- _What is being asked_: Find every line of the records that has "selected" and return it.

- _Data in this exercise_:

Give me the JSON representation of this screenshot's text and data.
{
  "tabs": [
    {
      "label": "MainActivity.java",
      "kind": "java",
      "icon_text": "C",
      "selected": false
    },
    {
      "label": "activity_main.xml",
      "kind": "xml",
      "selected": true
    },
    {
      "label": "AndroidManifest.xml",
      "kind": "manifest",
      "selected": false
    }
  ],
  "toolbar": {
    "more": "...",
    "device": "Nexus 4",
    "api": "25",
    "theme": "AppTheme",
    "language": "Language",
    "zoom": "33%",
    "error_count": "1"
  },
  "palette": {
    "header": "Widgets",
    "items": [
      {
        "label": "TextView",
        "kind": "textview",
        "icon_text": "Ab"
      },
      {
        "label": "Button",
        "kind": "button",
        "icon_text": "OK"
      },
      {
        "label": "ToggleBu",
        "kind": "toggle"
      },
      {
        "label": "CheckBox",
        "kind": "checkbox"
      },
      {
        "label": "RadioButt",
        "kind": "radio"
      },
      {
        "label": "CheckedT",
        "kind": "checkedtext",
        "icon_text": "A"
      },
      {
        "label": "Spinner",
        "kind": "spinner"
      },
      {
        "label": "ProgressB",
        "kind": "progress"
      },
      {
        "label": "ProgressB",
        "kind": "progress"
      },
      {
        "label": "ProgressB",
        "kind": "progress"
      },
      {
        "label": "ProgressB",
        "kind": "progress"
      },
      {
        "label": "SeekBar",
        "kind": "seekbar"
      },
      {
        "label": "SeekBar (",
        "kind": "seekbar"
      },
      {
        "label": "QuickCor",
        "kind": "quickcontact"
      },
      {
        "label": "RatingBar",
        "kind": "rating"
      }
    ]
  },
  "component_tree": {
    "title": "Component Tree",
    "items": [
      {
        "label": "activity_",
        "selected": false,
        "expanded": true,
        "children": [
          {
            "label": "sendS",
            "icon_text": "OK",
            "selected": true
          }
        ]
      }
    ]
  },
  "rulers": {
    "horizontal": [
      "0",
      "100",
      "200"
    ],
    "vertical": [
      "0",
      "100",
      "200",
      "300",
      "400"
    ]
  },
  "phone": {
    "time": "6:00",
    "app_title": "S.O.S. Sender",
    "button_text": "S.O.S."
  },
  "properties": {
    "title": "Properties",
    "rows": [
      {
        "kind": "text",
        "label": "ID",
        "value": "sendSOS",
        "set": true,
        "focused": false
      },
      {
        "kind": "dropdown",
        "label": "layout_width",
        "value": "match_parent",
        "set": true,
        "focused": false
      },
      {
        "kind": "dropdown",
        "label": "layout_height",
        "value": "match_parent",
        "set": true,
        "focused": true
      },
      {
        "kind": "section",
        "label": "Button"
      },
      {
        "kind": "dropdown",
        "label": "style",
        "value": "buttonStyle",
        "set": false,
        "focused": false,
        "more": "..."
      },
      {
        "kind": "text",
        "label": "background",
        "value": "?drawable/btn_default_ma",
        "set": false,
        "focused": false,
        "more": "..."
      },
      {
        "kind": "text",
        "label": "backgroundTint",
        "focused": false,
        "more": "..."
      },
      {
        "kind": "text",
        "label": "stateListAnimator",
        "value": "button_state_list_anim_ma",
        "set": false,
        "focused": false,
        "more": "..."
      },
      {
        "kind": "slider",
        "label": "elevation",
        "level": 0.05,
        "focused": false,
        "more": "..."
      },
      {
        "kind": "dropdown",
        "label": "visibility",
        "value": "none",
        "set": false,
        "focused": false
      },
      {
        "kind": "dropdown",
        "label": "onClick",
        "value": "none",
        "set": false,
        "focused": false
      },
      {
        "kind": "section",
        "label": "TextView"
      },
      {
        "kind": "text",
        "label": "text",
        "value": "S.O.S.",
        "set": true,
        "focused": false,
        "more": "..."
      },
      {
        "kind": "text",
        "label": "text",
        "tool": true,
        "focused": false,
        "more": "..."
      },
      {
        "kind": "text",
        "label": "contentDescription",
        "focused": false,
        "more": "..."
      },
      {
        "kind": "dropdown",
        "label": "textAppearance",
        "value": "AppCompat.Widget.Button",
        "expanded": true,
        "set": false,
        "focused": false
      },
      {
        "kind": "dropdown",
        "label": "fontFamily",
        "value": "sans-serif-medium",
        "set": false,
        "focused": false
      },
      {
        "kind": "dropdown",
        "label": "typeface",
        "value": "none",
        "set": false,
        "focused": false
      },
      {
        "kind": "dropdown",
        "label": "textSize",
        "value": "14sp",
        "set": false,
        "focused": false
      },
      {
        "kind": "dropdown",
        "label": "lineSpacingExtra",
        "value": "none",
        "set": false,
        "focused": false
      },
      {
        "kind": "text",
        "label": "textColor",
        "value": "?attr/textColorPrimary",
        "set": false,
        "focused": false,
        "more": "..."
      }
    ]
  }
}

- _Output_:
      "selected": false
      "selected": true
      "selected": false
        "selected": false,
            "selected": true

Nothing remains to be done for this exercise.